Dataset rows for apps and sites:
____

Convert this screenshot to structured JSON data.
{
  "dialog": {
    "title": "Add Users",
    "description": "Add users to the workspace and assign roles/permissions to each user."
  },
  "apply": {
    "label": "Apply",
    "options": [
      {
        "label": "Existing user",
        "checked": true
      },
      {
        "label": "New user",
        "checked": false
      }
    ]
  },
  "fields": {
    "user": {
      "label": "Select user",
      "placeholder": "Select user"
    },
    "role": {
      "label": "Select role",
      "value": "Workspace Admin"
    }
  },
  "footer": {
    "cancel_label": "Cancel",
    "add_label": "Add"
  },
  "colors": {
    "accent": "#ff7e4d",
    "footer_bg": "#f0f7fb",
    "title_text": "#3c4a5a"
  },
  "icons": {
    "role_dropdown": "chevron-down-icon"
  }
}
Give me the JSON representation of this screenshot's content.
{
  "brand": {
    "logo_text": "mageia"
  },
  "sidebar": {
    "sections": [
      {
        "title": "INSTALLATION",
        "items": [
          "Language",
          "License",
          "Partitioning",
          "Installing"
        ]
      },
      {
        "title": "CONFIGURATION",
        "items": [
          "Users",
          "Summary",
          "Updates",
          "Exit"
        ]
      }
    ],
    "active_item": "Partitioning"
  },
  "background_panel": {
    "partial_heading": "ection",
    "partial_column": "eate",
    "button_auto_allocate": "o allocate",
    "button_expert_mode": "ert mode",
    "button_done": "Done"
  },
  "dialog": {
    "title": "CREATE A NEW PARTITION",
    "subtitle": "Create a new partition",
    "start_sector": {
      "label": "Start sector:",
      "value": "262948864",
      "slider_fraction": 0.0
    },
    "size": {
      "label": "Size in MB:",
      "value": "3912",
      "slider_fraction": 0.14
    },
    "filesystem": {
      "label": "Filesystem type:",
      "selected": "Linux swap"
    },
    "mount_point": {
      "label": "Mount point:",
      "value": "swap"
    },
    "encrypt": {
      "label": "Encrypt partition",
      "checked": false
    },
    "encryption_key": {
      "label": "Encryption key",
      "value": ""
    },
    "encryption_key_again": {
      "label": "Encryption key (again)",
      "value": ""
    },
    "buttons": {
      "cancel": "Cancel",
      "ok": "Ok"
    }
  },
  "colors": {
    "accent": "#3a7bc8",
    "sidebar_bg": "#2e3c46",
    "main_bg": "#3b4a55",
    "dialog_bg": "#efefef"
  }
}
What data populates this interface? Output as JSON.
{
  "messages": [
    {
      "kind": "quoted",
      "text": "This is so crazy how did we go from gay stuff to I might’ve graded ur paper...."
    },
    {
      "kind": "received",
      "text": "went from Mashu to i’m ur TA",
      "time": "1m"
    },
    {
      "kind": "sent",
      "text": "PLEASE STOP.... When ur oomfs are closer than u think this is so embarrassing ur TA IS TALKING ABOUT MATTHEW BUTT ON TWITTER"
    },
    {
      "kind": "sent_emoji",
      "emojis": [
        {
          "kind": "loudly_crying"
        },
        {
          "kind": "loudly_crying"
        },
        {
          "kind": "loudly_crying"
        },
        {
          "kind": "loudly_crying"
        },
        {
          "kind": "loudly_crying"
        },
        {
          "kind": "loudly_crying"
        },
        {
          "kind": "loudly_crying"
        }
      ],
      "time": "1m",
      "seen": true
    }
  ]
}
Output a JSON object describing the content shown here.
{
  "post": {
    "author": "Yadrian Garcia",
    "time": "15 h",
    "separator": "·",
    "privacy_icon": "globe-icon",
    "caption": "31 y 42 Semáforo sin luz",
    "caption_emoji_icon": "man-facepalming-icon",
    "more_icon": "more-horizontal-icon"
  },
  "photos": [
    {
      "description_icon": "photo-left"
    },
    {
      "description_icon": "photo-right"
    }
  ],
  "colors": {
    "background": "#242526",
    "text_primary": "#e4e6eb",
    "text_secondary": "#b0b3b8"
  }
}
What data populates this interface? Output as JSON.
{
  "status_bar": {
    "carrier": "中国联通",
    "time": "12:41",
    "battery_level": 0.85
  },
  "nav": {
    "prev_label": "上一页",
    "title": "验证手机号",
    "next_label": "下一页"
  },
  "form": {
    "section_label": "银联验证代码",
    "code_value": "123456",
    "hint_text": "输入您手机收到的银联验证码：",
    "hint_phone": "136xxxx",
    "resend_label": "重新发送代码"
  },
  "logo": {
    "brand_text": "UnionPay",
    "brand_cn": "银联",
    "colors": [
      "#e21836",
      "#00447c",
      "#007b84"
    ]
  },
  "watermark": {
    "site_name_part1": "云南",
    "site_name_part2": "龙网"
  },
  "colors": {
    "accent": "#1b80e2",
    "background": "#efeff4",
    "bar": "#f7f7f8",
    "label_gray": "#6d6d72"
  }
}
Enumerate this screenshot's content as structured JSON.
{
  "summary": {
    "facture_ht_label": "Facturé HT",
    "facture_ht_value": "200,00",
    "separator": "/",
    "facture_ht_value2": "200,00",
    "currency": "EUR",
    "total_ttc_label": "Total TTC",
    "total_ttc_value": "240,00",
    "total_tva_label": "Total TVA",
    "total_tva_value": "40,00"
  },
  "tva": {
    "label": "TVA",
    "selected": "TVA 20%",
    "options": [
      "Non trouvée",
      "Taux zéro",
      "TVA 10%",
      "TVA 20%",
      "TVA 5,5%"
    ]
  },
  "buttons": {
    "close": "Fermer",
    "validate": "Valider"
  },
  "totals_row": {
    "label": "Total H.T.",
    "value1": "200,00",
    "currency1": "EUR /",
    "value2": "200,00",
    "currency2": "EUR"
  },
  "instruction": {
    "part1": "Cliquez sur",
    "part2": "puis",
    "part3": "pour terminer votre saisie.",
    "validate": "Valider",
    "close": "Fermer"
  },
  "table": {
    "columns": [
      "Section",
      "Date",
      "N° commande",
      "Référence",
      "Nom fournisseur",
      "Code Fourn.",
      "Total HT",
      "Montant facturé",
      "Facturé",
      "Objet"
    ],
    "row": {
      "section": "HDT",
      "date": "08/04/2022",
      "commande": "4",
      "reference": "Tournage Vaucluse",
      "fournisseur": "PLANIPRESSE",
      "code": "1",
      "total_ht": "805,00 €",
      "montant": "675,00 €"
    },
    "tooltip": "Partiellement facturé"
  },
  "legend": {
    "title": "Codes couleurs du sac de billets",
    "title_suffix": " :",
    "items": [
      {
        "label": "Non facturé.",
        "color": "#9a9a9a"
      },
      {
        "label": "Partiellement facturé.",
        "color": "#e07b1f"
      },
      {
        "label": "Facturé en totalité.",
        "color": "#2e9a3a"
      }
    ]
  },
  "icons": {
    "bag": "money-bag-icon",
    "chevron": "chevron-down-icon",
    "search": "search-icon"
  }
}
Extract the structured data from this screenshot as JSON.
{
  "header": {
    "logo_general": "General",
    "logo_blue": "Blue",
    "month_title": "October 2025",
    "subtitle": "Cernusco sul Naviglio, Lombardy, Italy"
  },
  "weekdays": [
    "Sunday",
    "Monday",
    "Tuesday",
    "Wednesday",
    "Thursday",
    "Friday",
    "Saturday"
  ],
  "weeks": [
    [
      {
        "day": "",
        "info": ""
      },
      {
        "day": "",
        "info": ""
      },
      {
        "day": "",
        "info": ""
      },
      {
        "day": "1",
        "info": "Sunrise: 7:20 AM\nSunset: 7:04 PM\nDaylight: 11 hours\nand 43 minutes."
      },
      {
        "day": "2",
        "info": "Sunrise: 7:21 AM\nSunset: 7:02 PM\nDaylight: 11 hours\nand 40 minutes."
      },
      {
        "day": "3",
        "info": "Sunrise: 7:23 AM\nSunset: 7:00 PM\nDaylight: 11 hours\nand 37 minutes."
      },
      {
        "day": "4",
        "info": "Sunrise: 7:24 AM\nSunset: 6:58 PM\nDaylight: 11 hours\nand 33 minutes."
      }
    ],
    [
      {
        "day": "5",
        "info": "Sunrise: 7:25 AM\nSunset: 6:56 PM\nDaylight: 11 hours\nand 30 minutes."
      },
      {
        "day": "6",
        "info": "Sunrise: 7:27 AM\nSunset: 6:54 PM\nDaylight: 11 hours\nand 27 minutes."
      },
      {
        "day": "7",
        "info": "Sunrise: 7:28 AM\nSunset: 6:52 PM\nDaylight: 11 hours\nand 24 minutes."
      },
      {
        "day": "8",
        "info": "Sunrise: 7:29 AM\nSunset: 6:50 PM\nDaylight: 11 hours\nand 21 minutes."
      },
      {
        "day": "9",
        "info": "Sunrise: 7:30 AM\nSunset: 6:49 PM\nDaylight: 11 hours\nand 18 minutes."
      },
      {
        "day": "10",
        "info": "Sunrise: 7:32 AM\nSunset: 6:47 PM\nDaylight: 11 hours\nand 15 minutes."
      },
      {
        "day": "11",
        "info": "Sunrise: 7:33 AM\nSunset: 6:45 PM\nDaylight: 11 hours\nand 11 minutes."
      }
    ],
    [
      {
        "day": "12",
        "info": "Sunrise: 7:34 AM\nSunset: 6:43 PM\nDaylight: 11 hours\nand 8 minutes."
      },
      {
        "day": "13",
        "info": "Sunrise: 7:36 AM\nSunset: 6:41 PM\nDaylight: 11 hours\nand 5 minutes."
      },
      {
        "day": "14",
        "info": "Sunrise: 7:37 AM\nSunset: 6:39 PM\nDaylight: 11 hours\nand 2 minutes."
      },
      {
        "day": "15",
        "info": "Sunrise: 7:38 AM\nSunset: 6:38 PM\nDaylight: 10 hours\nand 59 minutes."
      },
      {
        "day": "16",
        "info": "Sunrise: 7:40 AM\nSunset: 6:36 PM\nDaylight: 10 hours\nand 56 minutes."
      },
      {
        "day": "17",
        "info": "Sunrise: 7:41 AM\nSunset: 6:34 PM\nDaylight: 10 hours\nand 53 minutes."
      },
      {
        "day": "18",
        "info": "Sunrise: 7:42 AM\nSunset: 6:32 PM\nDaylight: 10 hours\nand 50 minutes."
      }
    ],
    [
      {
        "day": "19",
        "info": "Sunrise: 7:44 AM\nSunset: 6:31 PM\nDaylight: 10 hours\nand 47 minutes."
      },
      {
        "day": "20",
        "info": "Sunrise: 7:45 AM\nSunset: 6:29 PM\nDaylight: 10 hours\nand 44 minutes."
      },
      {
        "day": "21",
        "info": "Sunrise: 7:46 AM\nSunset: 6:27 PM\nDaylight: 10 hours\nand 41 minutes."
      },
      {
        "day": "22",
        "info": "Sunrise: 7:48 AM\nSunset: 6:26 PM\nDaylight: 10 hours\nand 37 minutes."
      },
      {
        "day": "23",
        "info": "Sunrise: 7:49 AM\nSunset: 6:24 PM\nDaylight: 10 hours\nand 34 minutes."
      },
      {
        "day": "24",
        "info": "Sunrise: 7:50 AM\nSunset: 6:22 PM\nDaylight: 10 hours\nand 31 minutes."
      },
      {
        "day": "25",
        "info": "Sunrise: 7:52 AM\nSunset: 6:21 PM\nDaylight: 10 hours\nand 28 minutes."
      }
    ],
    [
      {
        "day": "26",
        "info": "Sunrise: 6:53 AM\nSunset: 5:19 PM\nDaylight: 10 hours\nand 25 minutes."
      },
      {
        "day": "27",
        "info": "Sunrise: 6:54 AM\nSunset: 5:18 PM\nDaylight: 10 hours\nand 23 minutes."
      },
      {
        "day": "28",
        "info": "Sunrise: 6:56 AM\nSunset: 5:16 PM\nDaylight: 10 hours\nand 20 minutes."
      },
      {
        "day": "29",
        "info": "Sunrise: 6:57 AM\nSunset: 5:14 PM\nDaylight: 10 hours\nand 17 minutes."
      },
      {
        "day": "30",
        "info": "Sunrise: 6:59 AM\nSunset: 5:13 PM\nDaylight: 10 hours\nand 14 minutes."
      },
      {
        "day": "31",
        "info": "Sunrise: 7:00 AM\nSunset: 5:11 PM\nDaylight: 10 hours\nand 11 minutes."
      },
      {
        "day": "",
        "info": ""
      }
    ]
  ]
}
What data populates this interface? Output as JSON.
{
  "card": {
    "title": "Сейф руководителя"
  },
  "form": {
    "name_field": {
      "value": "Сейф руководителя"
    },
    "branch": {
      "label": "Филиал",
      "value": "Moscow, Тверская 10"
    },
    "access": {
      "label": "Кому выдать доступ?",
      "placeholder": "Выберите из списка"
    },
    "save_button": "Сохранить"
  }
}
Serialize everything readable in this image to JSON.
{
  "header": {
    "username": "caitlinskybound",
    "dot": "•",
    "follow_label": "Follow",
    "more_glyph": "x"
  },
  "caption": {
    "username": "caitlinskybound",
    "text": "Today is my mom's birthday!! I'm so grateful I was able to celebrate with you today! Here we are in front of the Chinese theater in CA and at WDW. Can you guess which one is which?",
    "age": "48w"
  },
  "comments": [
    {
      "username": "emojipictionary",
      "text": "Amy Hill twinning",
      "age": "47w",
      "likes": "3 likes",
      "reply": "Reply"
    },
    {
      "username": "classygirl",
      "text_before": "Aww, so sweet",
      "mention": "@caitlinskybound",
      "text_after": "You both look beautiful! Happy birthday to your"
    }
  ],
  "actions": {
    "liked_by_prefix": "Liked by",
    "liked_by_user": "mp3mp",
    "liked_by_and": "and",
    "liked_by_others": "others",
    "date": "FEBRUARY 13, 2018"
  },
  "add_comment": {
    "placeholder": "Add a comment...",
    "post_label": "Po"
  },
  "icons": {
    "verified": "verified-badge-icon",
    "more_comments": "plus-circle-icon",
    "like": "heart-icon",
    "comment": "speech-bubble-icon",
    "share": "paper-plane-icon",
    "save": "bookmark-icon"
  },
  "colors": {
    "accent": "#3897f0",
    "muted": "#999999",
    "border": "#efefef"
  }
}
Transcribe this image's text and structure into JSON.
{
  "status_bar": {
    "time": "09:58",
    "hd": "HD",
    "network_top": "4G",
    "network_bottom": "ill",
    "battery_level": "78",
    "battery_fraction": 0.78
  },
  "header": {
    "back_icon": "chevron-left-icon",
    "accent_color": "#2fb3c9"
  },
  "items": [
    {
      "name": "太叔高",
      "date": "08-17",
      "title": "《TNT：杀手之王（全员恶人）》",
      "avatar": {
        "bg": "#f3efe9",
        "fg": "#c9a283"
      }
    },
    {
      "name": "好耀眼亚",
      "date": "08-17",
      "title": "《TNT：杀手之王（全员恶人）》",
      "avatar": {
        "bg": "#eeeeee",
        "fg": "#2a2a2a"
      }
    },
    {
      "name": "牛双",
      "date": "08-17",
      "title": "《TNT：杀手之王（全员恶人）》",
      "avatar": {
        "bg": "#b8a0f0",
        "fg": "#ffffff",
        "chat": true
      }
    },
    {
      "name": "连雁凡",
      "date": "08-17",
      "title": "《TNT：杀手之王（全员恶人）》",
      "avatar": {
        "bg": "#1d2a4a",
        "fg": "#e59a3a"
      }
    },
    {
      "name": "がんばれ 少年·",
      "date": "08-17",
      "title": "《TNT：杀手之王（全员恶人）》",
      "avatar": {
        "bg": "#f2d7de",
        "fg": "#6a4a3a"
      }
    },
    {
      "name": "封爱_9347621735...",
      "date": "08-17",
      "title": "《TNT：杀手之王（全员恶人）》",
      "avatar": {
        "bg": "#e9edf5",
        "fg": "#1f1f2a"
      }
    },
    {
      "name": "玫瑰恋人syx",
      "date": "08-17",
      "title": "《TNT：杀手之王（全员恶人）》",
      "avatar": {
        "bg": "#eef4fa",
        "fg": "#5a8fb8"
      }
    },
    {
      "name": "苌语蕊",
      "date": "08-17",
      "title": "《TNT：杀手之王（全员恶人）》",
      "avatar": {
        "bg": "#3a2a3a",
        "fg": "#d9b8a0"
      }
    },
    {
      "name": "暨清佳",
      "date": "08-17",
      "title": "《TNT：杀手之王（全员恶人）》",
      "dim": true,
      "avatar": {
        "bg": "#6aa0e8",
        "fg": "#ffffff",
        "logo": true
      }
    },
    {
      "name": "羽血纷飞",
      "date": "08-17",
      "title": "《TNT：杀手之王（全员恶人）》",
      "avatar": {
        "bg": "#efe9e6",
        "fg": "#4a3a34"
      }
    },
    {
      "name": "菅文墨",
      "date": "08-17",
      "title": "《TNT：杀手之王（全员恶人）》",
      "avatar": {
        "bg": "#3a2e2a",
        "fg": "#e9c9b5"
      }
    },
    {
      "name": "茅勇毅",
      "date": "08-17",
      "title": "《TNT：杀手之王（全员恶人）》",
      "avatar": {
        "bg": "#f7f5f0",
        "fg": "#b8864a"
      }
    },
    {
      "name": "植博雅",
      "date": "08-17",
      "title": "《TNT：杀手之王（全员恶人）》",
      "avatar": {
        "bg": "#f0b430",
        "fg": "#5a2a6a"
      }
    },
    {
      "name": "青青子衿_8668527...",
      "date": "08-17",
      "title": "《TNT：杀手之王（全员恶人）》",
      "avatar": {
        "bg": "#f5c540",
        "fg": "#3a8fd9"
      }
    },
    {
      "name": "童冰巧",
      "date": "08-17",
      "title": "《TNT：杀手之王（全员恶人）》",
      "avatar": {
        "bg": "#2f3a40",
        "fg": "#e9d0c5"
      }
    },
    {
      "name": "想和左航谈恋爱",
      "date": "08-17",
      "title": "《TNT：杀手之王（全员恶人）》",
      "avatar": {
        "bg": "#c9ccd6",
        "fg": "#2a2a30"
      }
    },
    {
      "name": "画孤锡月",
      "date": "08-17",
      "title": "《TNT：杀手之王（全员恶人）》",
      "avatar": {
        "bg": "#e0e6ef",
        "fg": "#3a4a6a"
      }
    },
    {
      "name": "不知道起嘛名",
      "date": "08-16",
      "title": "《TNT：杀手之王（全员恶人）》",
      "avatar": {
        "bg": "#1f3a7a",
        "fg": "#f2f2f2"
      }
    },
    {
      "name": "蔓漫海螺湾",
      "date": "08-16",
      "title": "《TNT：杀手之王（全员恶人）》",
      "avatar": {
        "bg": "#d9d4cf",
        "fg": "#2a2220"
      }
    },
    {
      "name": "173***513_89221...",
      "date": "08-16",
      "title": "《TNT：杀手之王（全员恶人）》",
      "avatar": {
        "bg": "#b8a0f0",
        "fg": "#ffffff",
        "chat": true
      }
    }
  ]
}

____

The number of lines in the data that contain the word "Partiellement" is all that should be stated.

RESPONSE AREA: 2